“Smaller than Melville’s white whatever … it’s just a dog, it’s not a whale.”
This be the verse, by Philip Larkin.
Update: Since Rebecca’s appearance on Woman’s Hour yesterday (August 15, 2013) this post from 2009 has been getting a lot of traffic. If you want to know more about her, visit her website, or take a look at our collaboration, The Jupiter Project. You can follow Rebecca on Twitter: @gosspoems
From 2009: Liverpool poet Rebecca Goss, whose work I admire, is to be interviewed on Woman’s Hour on Friday this week helping to raise awareness of congenital heart disease. She writes:
To mark the start of Children’s Heart Week which begins on Saturday, I will be on Woman’s Hour this Friday, May 8th, BBC Radio 4 at 10am.
I’m hoping to raise awareness of congenital heart disease by reading some of the poems I’ve written about my daughter Ella. Ella was born with a severe heart defect in 2007 and I’ll be talking about her short but incredible life.
There will be a Children’s Heart Federation appeal on Radio 4, on Sunday May 10th: http://www.bbc.co.uk/programmes/b00k7qy8
Thank you for listening if you can.
A number of my Ella poems are available to read in the latest issue of Shadowtrain magazine.
Children’s Heart Federation
1 in every 133 children is born with a heart defect. Our vision is of a society in which all children with congenital heart disease can live life to the full because their medical, educational and social needs have been met. Charity Registration No 1120557 http://www.childrens-heart-fed.org.uk/
The programme will be available for on ‘listen again’ for seven days from Friday and as a podcast.
Last week Moira at Vulpes Libris wrote a terrific review of Elmet, a collection of poems by Ted Hughes with accompanying photographs by Fay Godwin. I owned a copy of this book–or rather its earlier incarnation–when I lived in West Yorkshire in the 1980s and this review convinced me to buy another. What I love about the place is perfectly captured in the book: the harshness of the landscape and calm domesticity of the villages and towns. These are solid, practical places, built for a purpose in a landscape that provided raw materials for industry, but is not kind to humans:
The Calder Valley in West Yorkshire (just in West Yorkshire … although it flirts dangerously with Lancashire) was carved from the local millstone grit by ice, wind and rain. When man first arrived in the area he inhabited the higher ground, along the spring lines.

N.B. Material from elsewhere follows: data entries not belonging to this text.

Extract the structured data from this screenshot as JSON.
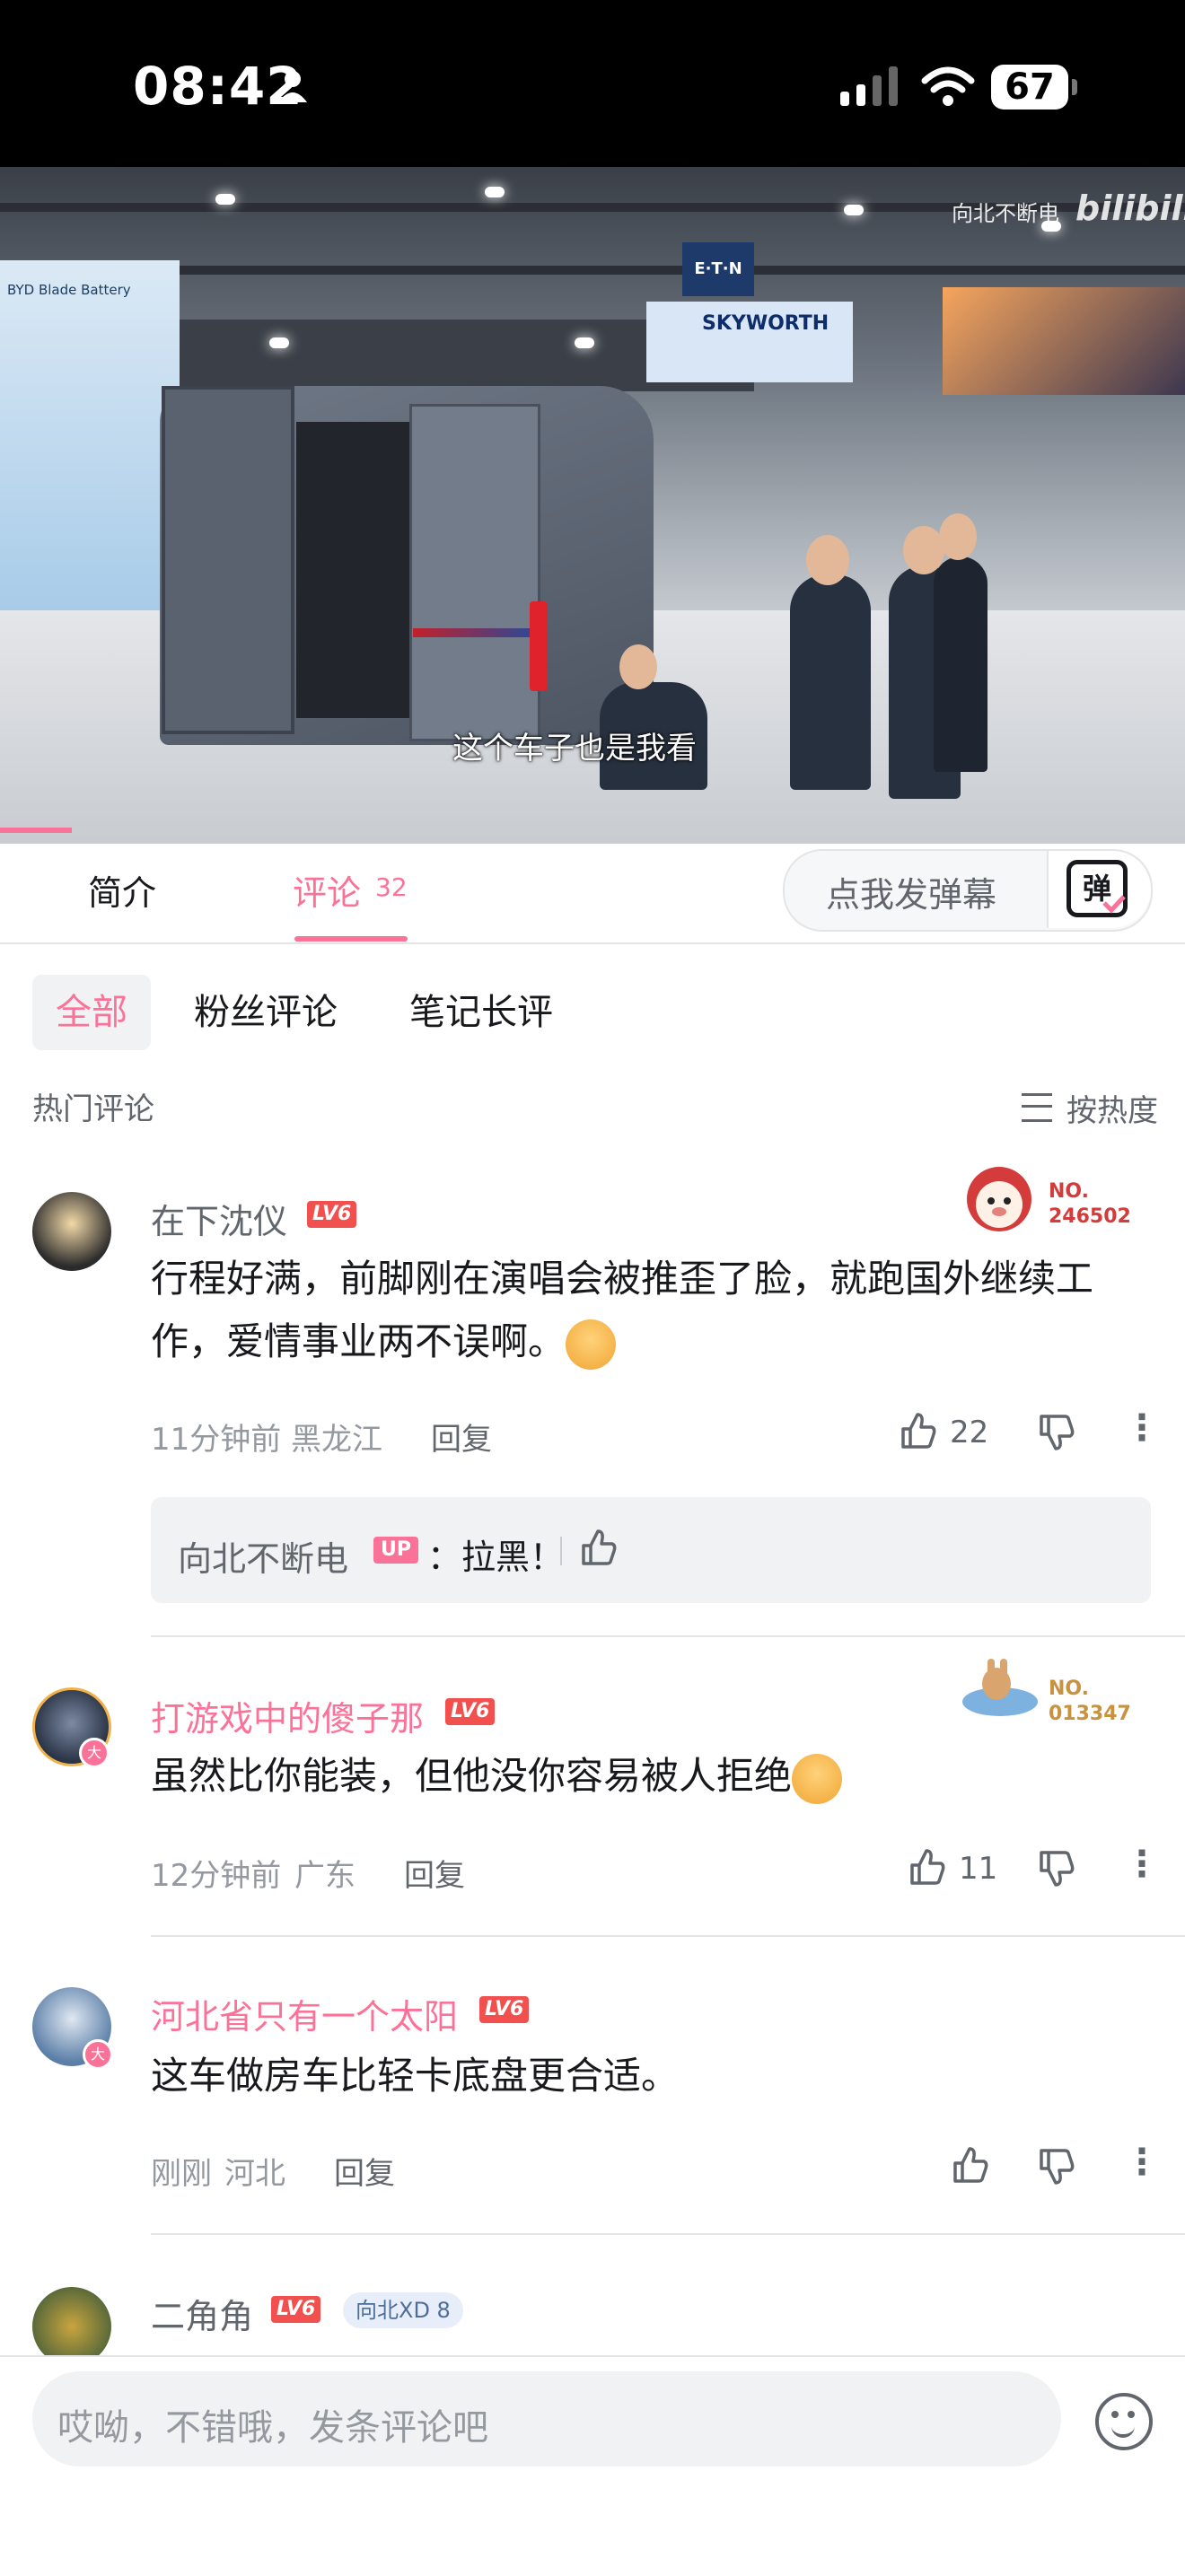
{
  "status_bar": {
    "time": "08:42",
    "battery": "67"
  },
  "video": {
    "watermark": "向北不断电",
    "brand": "bilibili",
    "subtitle": "这个车子也是我看",
    "signs": {
      "left_booth": "BYD Blade Battery",
      "eaton": "E·T·N",
      "skyworth": "SKYWORTH"
    }
  },
  "tabs": {
    "intro": "简介",
    "comments": "评论",
    "comment_count": "32",
    "danmaku_placeholder": "点我发弹幕",
    "danmaku_icon": "弹"
  },
  "filters": {
    "all": "全部",
    "fans": "粉丝评论",
    "notes": "笔记长评"
  },
  "section": {
    "hot": "热门评论",
    "sort": "按热度"
  },
  "comments": [
    {
      "user": "在下沈仪",
      "level": "LV6",
      "fan_no": "NO.\n246502",
      "text": "行程好满，前脚刚在演唱会被推歪了脸，就跑国外继续工作，爱情事业两不误啊。",
      "time": "11分钟前",
      "location": "黑龙江",
      "reply": "回复",
      "likes": "22",
      "sub_reply": {
        "user": "向北不断电",
        "badge": "UP",
        "text": "：拉黑！"
      }
    },
    {
      "user": "打游戏中的傻子那",
      "level": "LV6",
      "fan_no": "NO.\n013347",
      "verified": "大",
      "text": "虽然比你能装，但他没你容易被人拒绝",
      "time": "12分钟前",
      "location": "广东",
      "reply": "回复",
      "likes": "11"
    },
    {
      "user": "河北省只有一个太阳",
      "level": "LV6",
      "verified": "大",
      "text": "这车做房车比轻卡底盘更合适。",
      "time": "刚刚",
      "location": "河北",
      "reply": "回复"
    },
    {
      "user": "二角角",
      "level": "LV6",
      "badge": "向北XD 8"
    }
  ],
  "input": {
    "placeholder": "哎呦，不错哦，发条评论吧"
  },
  "colors": {
    "accent": "#fb7299",
    "level_red": "#f24f4f",
    "level_ring": "#fb7299"
  }
}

With the coming of the Industrial Revolution – and the industries that needed water – he migrated downwards, leaving the old villages deserted and the old dwellings decaying on the hillsides. The valley bottom filled with people, mills, chimneys, and cramped, overcrowded housing – all fighting for space between the canal, the river, the road and the railway that weave through it.
The name of the author is the first to go
followed obediently by the title, the plot,
the heartbreaking conclusion, the entire novel
which suddenly becomes one you have never read,
never even heard of …
Via 43 Folders Clips
Alex Scott-Samuel writes:
Liverpool Poetry Café has now moved from Costa in Bold Street to The Hub in The Bluecoat, School Lane. On the fourth Thursday of each month from 7.00-9.00pm, we will feature established and up-and-coming poets. Drinks and food available from the Upstairs at the Bluecoat restaurant. Come to our launch event on Thursday 22nd January. Tickets to all events free from The Bluecoat box office.
Poets featured in the first quarter of 2009 include:
January 22 Deryn Rees-Jones, Michael Murphy, John Redmond – following Liverpool Poetry Café @ The Bluecoat launch, by Catherine Marcangeli (Adrian Henri’s partner)
February 26 Jo Shapcott, William Park, Cynthia Kitchen
March 26 Carol Ann Duffy, Janette Stowell
Liverpool Poetry Café programme is at
I’ve been re-reading the tales and poetry of Edgar Allan Poe recently and I came across the following wonderful short poem:
Lines on Ale (believed to have been written on or about July 10th, 1848)
Fill with mingled cream and amber,
I will drain that glass again.
Such hilarious visions clamber
Through the chamber of my brain —
Quaintest thoughts — queerest fancies
Come to life and fade away;
What care I how time advances?
I am drinking ale today.